[Stored records]
====================
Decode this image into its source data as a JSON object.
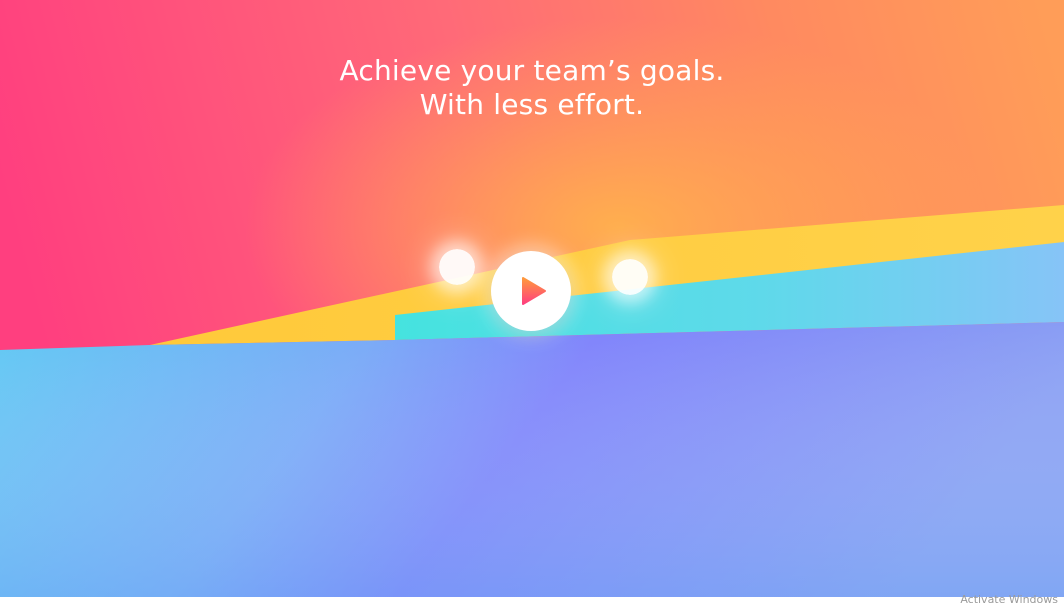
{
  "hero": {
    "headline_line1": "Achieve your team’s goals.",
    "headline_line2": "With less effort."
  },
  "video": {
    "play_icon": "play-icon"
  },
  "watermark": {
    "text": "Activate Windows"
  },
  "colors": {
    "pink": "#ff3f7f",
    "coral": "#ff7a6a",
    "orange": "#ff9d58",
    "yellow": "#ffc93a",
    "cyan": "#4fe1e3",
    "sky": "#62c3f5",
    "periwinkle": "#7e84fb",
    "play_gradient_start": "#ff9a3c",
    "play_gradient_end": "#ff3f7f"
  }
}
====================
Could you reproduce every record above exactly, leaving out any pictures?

**Exercise answer**:
Decode this image into its source data as a JSON object.
{
  "hero": {
    "headline_line1": "Achieve your team’s goals.",
    "headline_line2": "With less effort."
  },
  "video": {
    "play_icon": "play-icon"
  },
  "watermark": {
    "text": "Activate Windows"
  },
  "colors": {
    "pink": "#ff3f7f",
    "coral": "#ff7a6a",
    "orange": "#ff9d58",
    "yellow": "#ffc93a",
    "cyan": "#4fe1e3",
    "sky": "#62c3f5",
    "periwinkle": "#7e84fb",
    "play_gradient_start": "#ff9a3c",
    "play_gradient_end": "#ff3f7f"
  }
}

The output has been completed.